[DATA TO PROCESS Boundary: Start]

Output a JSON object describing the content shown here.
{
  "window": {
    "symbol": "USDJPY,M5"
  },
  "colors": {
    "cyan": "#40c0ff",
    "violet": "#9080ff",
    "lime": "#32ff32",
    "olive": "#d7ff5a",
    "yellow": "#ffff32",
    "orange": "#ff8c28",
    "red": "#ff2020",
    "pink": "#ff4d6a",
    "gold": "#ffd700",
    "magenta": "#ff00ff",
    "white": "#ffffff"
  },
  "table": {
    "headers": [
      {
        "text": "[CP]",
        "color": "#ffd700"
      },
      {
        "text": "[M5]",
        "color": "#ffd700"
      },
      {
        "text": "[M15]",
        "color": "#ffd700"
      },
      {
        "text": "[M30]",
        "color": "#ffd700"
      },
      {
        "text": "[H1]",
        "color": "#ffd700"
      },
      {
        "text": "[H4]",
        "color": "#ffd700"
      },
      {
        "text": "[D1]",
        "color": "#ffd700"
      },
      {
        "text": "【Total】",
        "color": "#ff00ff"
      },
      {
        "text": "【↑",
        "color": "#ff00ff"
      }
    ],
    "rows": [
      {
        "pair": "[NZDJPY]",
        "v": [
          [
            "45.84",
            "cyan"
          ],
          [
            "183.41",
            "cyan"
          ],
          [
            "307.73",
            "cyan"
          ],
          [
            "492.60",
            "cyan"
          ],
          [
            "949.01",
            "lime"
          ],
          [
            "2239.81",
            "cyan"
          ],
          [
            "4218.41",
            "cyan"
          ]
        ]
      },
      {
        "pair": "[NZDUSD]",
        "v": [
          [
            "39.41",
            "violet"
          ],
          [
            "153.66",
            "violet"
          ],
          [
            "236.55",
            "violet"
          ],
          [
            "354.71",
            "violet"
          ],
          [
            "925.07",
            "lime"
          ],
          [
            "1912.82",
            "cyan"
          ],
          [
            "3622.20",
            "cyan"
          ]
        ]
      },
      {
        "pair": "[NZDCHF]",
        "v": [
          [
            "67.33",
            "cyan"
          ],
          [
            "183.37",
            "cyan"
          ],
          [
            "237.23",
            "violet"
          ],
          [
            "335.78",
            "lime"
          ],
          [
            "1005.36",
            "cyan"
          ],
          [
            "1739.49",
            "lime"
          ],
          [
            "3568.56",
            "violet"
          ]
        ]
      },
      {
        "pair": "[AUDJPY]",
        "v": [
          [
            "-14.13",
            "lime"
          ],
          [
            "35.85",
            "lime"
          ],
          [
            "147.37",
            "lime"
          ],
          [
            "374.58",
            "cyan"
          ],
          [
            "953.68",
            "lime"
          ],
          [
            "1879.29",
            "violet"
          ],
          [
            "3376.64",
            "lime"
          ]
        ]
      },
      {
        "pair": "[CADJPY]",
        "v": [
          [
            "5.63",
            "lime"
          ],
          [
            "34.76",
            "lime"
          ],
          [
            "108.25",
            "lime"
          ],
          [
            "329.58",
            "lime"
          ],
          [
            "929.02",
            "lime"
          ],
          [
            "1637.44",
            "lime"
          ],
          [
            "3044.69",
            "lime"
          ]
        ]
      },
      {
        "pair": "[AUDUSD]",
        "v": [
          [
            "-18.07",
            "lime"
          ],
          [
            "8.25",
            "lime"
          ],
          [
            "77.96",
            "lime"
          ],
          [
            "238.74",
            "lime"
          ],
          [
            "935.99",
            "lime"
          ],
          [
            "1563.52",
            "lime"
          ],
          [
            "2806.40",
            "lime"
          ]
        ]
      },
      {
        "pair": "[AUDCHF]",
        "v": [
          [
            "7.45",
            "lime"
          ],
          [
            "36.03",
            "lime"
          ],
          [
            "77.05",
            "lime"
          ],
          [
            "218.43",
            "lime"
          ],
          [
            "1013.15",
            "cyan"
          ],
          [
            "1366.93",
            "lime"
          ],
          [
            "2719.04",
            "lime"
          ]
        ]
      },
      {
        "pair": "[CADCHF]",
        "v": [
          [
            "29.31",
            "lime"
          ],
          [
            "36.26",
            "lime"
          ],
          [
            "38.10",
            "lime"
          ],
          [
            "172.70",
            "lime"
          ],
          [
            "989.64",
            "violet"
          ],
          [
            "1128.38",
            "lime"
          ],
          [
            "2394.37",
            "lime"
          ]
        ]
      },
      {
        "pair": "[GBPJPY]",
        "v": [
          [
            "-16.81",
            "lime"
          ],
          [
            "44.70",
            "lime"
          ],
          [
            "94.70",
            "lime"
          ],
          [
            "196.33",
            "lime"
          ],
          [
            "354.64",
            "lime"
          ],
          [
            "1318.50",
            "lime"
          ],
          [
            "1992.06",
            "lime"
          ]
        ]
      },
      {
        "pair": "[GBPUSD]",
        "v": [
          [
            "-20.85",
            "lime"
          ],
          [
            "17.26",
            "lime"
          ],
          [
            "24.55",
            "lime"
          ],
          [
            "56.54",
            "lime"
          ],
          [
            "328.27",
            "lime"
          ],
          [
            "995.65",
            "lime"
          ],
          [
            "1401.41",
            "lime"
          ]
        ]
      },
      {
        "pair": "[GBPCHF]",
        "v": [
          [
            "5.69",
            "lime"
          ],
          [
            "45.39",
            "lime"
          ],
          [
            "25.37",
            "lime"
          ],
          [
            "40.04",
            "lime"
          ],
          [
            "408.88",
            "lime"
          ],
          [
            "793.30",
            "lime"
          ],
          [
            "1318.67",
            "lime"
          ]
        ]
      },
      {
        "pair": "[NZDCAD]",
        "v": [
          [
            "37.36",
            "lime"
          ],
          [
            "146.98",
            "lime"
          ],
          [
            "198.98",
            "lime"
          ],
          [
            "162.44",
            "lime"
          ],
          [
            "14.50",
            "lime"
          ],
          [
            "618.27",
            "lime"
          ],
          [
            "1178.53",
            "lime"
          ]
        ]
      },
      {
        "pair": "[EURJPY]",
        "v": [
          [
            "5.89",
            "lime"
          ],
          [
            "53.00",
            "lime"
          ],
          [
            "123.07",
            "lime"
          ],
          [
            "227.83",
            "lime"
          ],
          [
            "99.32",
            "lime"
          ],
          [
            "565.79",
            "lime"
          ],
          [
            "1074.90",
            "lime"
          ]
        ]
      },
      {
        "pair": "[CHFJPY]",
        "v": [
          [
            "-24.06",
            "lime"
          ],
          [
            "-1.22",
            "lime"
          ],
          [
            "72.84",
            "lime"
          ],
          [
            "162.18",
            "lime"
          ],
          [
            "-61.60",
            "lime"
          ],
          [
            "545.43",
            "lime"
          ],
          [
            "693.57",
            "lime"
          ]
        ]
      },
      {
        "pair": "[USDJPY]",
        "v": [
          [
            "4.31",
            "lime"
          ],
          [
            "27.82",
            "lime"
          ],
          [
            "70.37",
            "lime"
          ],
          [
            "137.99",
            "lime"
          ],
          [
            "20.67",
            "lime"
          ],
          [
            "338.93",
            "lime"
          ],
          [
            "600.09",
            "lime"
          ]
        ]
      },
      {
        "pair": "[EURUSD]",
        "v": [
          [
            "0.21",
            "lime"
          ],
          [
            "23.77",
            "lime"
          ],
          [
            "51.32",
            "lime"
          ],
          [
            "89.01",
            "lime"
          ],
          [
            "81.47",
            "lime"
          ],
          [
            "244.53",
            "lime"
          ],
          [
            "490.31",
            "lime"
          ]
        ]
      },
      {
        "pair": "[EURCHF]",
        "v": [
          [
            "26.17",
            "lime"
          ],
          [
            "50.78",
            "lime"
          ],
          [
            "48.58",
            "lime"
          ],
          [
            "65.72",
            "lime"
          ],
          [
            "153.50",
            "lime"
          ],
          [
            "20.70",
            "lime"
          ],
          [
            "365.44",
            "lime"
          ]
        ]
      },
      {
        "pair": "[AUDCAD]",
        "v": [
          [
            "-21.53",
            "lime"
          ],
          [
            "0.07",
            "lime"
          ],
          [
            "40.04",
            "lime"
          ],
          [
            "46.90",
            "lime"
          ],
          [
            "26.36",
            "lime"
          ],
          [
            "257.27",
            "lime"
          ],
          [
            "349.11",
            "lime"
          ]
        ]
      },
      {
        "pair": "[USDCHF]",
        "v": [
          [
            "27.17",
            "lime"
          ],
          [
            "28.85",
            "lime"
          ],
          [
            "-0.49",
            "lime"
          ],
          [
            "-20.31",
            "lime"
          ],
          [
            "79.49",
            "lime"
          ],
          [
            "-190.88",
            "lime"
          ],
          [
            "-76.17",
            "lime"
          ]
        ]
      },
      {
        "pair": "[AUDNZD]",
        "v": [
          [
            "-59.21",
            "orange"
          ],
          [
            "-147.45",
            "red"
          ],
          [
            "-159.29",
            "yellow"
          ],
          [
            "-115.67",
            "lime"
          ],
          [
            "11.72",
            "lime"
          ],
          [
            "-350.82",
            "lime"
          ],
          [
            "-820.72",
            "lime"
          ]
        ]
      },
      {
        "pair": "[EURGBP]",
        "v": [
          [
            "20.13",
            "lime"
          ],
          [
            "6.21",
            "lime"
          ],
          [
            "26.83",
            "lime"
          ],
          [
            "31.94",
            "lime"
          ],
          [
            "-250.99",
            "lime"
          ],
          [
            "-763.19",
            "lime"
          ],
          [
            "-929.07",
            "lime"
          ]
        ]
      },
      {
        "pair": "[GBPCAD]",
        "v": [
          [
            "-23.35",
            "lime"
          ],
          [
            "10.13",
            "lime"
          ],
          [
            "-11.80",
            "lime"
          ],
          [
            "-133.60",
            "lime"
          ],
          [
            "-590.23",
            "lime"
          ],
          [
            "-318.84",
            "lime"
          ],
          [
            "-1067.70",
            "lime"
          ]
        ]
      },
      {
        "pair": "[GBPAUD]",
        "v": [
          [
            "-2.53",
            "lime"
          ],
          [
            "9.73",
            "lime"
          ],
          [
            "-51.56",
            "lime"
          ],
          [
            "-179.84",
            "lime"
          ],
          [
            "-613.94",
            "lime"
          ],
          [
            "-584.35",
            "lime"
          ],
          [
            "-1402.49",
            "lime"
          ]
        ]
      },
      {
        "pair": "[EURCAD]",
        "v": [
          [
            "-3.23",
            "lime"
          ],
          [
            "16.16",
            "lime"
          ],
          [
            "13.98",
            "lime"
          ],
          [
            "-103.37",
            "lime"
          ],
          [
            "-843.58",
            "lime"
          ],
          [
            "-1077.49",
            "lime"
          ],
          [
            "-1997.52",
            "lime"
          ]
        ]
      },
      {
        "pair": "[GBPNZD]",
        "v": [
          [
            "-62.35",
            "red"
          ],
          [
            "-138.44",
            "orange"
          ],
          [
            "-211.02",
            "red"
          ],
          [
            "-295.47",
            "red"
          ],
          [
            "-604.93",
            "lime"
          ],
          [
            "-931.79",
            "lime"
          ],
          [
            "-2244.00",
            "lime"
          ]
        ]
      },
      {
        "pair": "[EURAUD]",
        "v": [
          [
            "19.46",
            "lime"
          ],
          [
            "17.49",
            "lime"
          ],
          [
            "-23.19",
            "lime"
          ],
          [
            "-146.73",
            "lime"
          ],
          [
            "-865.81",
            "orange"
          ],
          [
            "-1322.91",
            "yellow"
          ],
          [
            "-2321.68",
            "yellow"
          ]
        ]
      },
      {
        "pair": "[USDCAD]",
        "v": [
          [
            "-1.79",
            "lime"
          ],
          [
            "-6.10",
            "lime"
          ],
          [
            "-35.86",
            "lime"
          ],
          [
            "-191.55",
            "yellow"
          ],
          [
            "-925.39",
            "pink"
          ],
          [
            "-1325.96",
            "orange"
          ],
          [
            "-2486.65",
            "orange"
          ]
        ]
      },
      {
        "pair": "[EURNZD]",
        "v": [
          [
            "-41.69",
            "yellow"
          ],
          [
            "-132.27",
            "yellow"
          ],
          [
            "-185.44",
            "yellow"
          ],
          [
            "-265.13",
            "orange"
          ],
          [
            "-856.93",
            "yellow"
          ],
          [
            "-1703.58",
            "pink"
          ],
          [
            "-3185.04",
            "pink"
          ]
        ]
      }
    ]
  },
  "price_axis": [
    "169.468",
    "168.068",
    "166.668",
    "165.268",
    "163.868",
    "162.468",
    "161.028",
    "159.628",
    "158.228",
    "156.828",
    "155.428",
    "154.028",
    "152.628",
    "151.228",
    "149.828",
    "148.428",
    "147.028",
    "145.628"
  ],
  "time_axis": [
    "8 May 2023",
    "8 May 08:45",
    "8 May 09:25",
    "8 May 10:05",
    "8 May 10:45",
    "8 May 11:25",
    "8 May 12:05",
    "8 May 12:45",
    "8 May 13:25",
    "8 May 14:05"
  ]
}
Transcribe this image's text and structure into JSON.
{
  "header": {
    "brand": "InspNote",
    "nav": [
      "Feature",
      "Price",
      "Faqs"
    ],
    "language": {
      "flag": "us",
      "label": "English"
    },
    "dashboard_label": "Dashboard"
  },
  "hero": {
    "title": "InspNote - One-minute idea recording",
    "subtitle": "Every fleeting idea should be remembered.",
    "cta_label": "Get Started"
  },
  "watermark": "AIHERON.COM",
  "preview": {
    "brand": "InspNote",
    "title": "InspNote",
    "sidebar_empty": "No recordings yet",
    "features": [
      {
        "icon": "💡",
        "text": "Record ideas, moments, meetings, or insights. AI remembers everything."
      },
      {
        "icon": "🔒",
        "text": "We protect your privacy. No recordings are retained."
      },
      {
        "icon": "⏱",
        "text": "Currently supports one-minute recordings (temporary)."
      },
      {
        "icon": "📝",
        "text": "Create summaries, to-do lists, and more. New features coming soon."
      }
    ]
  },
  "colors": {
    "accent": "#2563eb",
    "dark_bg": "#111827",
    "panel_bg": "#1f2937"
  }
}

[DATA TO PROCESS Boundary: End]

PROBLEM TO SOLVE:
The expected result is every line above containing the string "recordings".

WRITTEN SOLUTION:
    "sidebar_empty": "No recordings yet",
        "text": "We protect your privacy. No recordings are retained."
        "text": "Currently supports one-minute recordings (temporary)."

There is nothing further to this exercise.